Okay, I get it. All she was saying was to put his needs first. Show him you care for him somehow, even if it’s just giving him part of your sandwich. So, why am I using this example as a way of showing how women give themselves away? Isn’t caregiving a good thing?
Yes, it is, and please don’t think I’m saying it isn’t. What I’m saying is, when done at the expense of tending to our needs, it’s a bad thing—which is what so many of us do as women. We learn to care for everyone around us without learning to care for ourselves.
Yet learning to care for oneself is significant to a healthy wellbeing.
Let’s Take It a Step Further
White second-wave feminists suggest that a lifetime of this form of sexist indoctrination manifests in women in psychiatric ways. They say conditions such as hysteria, depression, or anxiety are related to women’s eroding belief in their sense of self-competence and lead to feelings of overwhelming anger, fear, and powerlessness.
In light of this, they propose that acts of cruelty, self-harm, and masochism should be seen as the normal result of oppression turned inward and that mental illnesses, like borderline personality disorder, are learned. They believe that in some situations, women discover that specific defense mechanisms help them deal with difficult situations, like an abusive childhood or a neglectful upbringing. Or that a particular coping strategy will prevent them from succumbing to intolerant cultural and societal expectations. Or that certain mental illnesses are not mental illnesses at all but are variations of post-traumatic stress disorder.
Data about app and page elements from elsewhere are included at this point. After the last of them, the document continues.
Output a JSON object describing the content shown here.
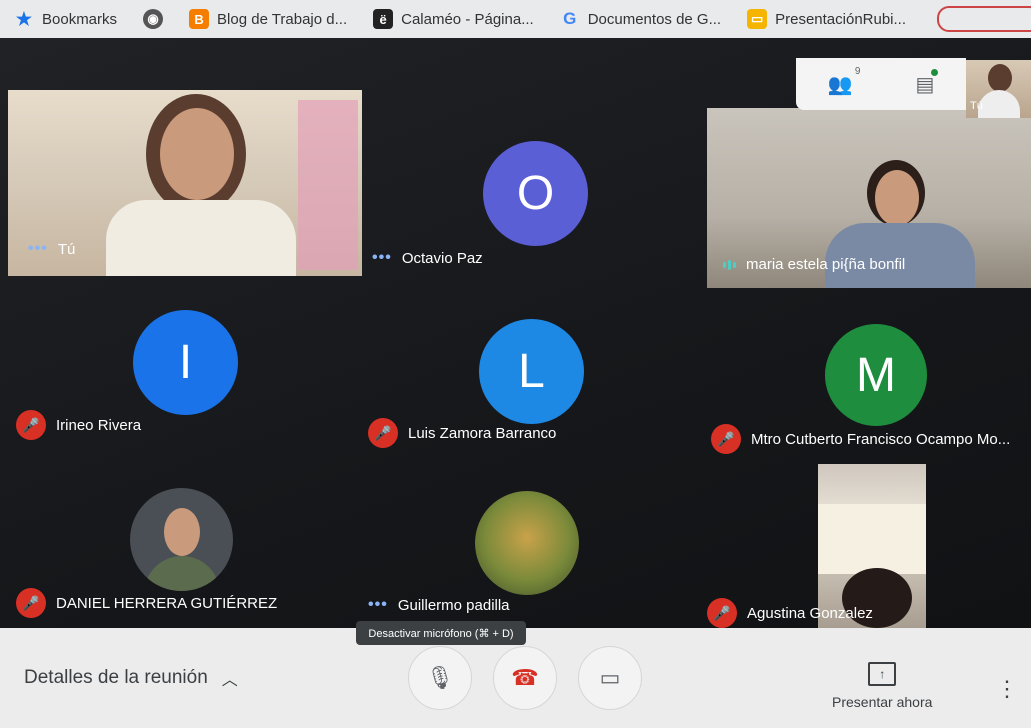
{
  "bookmarks": [
    {
      "label": "Bookmarks",
      "icon": "star-icon"
    },
    {
      "label": "",
      "icon": "globe-icon"
    },
    {
      "label": "Blog de Trabajo d...",
      "icon": "blogger-icon"
    },
    {
      "label": "Calaméo - Página...",
      "icon": "calameo-icon"
    },
    {
      "label": "Documentos de G...",
      "icon": "google-icon"
    },
    {
      "label": "PresentaciónRubi...",
      "icon": "slides-icon"
    }
  ],
  "participants": {
    "you": {
      "name": "Tú"
    },
    "octavio": {
      "name": "Octavio Paz",
      "initial": "O",
      "color": "#5b5fd6"
    },
    "maria": {
      "name": "maria estela pi{ña bonfil"
    },
    "ireneo": {
      "name": "Irineo Rivera",
      "initial": "I",
      "color": "#1a73e8"
    },
    "luis": {
      "name": "Luis Zamora Barranco",
      "initial": "L",
      "color": "#1e88e5"
    },
    "mtro": {
      "name": "Mtro Cutberto Francisco Ocampo Mo...",
      "initial": "M",
      "color": "#1e8e3e"
    },
    "daniel": {
      "name": "DANIEL HERRERA GUTIÉRREZ"
    },
    "guillermo": {
      "name": "Guillermo padilla"
    },
    "agustina": {
      "name": "Agustina Gonzalez"
    }
  },
  "panel": {
    "people_badge": "9",
    "selfview_label": "Tú"
  },
  "tooltip": "Desactivar micrófono (⌘ + D)",
  "bottom": {
    "details_label": "Detalles de la reunión",
    "present_label": "Presentar ahora"
  }
}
What if BPD is really just a fucked-up response to a fucked-up situation?
Then what if it gets passed down from generation to generation? Grandmother to mother; mother to daughter.
It’s a mouthful. I get it. It’s a trip down the rabbit hole. But it’s the kind of literature that says to me that when everything in our lives goes to shit, it could push us into areas of our mind we might not go to, except we desperately need to find a way to cope with the darkness and the overwhelming hopelessness, so we’ll go there.
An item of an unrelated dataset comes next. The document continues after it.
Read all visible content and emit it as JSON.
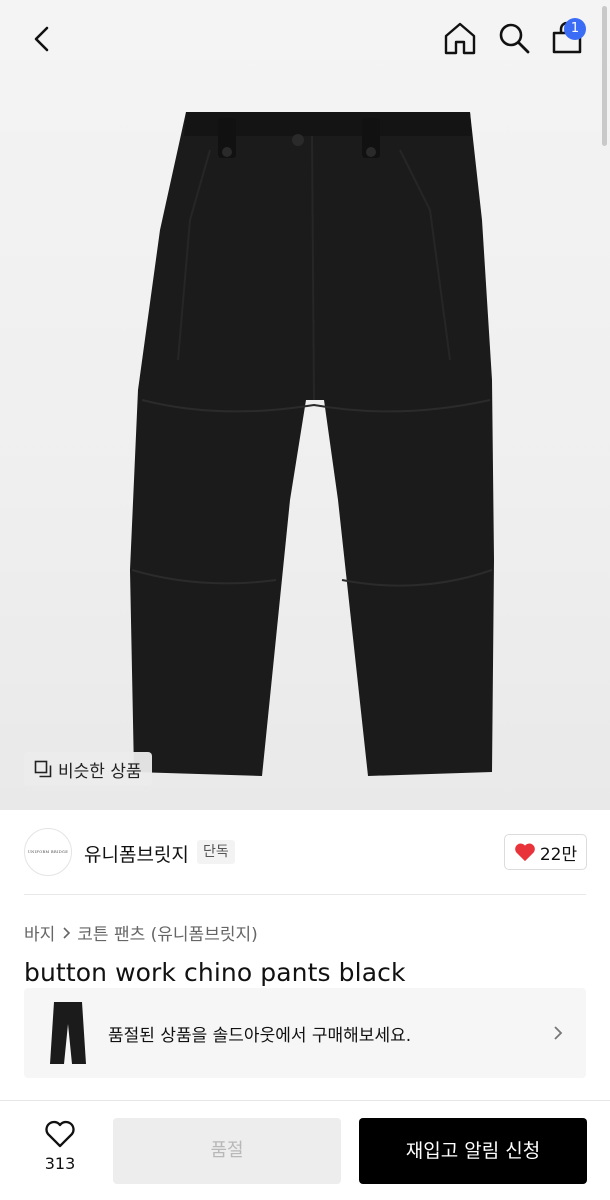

Don’t believe me? Check out this article I stumbled across last fall about how tens of thousands of women in Afghanistan are succumbing to conversion disorder—a psychogenic illness. And the situation has only worsened since then. Even after decades of study, doctors can’t explain the specific causes of mass psychogenic illness, or why the condition mostly affects women and girls. Even less is understood about why it’s happening to the women and girls of Afghanistan, but rates have skyrocketed since the Taliban took over the country.
Seriously? No one knows the reason? How are women—anywhere in the world—expected to live their lives when they’ve been silenced? When they’ve been made invisible? How does anyone survive this?
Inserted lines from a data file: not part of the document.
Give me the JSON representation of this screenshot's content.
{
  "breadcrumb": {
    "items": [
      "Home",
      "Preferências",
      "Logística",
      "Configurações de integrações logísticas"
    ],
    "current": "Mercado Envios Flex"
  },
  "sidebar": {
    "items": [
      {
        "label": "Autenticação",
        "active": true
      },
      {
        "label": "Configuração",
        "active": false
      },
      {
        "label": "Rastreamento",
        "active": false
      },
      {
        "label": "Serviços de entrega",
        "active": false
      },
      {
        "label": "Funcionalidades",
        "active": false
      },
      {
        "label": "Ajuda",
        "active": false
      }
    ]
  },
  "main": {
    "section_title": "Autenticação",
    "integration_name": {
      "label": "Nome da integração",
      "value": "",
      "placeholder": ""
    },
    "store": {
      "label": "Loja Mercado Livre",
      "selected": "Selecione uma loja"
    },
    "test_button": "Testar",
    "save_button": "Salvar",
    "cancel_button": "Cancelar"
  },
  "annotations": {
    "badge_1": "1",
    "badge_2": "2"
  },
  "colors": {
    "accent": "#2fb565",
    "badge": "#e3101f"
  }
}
It’s beyond inhumane, and if you’re a woman, and you’re reading this, it should make your blood boil.
It does mine.
Maybe this is an extreme example, but these women are living under extreme conditions.
Where Do We Go from Here?
As I said at the start of this article, the real question is, how do we fix this?
We vote. We vote every time there’s an election. We don’t sit them out. Not voting doesn’t make a statement, it only allows the other side to shut you down. Refuse to let anyone decide what you can and can’t do with your body and your life without your permission.
Get involved. Do something, anything. Volunteer for organizations that are trying to make a change in the areas that interest you the most. And if you can’t donate your time, donate a few dollars. Every bit helps.
Read. Stay up to date on the latest information concerning women’s issues and women’s mental health so you know what’s happening.
And if you’re the one who is having a difficult time managing your mental or emotional state, find help. Find someone to work with you. I’m a psychologist. I will always advocate for seeking out a good therapist in the genre of your choice (i.e., talk therapy, cognitive behavioral treatment, mindfulness, etc.). Then talk about it if you’re comfortable doing so. Let’s also end the stigma around psychiatric treatment while we’re busy fixing things up around here.